====== RECORDS PROVIDED

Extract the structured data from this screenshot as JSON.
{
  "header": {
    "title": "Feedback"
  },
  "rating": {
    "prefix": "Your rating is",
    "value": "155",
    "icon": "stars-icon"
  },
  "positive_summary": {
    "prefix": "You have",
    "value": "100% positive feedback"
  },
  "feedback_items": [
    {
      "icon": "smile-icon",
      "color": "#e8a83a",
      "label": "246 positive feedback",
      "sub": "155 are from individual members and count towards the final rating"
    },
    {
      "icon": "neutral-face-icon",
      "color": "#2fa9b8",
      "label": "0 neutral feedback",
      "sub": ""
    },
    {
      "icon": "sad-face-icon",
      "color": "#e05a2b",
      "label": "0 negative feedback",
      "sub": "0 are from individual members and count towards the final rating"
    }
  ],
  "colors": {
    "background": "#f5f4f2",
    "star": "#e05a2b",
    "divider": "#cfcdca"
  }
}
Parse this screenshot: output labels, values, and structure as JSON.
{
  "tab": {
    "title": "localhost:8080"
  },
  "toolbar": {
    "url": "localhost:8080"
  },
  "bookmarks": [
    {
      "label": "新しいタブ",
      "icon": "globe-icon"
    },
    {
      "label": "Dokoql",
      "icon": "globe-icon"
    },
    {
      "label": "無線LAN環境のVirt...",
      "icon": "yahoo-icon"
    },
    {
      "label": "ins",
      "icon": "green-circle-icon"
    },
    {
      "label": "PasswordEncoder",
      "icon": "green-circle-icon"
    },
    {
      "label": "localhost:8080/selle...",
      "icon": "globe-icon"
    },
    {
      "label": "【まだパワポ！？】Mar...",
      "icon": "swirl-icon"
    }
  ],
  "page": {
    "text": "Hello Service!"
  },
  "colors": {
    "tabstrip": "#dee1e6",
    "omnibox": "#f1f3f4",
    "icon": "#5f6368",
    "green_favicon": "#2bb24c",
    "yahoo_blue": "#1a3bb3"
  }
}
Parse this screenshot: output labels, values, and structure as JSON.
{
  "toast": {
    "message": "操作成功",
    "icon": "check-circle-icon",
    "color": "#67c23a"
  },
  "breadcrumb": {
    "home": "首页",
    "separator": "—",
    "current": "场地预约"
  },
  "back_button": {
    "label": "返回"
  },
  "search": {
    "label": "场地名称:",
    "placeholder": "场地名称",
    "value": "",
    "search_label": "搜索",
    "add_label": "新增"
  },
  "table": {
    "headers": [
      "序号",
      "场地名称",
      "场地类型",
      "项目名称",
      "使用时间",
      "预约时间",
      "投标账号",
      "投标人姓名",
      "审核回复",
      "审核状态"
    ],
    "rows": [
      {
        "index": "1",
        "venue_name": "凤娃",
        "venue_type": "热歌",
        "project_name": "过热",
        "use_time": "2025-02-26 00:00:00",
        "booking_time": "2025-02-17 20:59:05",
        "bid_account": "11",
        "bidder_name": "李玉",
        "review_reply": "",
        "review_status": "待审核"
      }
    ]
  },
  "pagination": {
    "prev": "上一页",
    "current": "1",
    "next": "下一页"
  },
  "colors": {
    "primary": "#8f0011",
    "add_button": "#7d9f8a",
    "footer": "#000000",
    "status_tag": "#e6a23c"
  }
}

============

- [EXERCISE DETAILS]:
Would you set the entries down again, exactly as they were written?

- [YOUR SOLUTION]:
Extract the structured data from this screenshot as JSON.
{
  "header": {
    "title": "Feedback"
  },
  "rating": {
    "prefix": "Your rating is",
    "value": "155",
    "icon": "stars-icon"
  },
  "positive_summary": {
    "prefix": "You have",
    "value": "100% positive feedback"
  },
  "feedback_items": [
    {
      "icon": "smile-icon",
      "color": "#e8a83a",
      "label": "246 positive feedback",
      "sub": "155 are from individual members and count towards the final rating"
    },
    {
      "icon": "neutral-face-icon",
      "color": "#2fa9b8",
      "label": "0 neutral feedback",
      "sub": ""
    },
    {
      "icon": "sad-face-icon",
      "color": "#e05a2b",
      "label": "0 negative feedback",
      "sub": "0 are from individual members and count towards the final rating"
    }
  ],
  "colors": {
    "background": "#f5f4f2",
    "star": "#e05a2b",
    "divider": "#cfcdca"
  }
}
Parse this screenshot: output labels, values, and structure as JSON.
{
  "tab": {
    "title": "localhost:8080"
  },
  "toolbar": {
    "url": "localhost:8080"
  },
  "bookmarks": [
    {
      "label": "新しいタブ",
      "icon": "globe-icon"
    },
    {
      "label": "Dokoql",
      "icon": "globe-icon"
    },
    {
      "label": "無線LAN環境のVirt...",
      "icon": "yahoo-icon"
    },
    {
      "label": "ins",
      "icon": "green-circle-icon"
    },
    {
      "label": "PasswordEncoder",
      "icon": "green-circle-icon"
    },
    {
      "label": "localhost:8080/selle...",
      "icon": "globe-icon"
    },
    {
      "label": "【まだパワポ！？】Mar...",
      "icon": "swirl-icon"
    }
  ],
  "page": {
    "text": "Hello Service!"
  },
  "colors": {
    "tabstrip": "#dee1e6",
    "omnibox": "#f1f3f4",
    "icon": "#5f6368",
    "green_favicon": "#2bb24c",
    "yahoo_blue": "#1a3bb3"
  }
}
Parse this screenshot: output labels, values, and structure as JSON.
{
  "toast": {
    "message": "操作成功",
    "icon": "check-circle-icon",
    "color": "#67c23a"
  },
  "breadcrumb": {
    "home": "首页",
    "separator": "—",
    "current": "场地预约"
  },
  "back_button": {
    "label": "返回"
  },
  "search": {
    "label": "场地名称:",
    "placeholder": "场地名称",
    "value": "",
    "search_label": "搜索",
    "add_label": "新增"
  },
  "table": {
    "headers": [
      "序号",
      "场地名称",
      "场地类型",
      "项目名称",
      "使用时间",
      "预约时间",
      "投标账号",
      "投标人姓名",
      "审核回复",
      "审核状态"
    ],
    "rows": [
      {
        "index": "1",
        "venue_name": "凤娃",
        "venue_type": "热歌",
        "project_name": "过热",
        "use_time": "2025-02-26 00:00:00",
        "booking_time": "2025-02-17 20:59:05",
        "bid_account": "11",
        "bidder_name": "李玉",
        "review_reply": "",
        "review_status": "待审核"
      }
    ]
  },
  "pagination": {
    "prev": "上一页",
    "current": "1",
    "next": "下一页"
  },
  "colors": {
    "primary": "#8f0011",
    "add_button": "#7d9f8a",
    "footer": "#000000",
    "status_tag": "#e6a23c"
  }
}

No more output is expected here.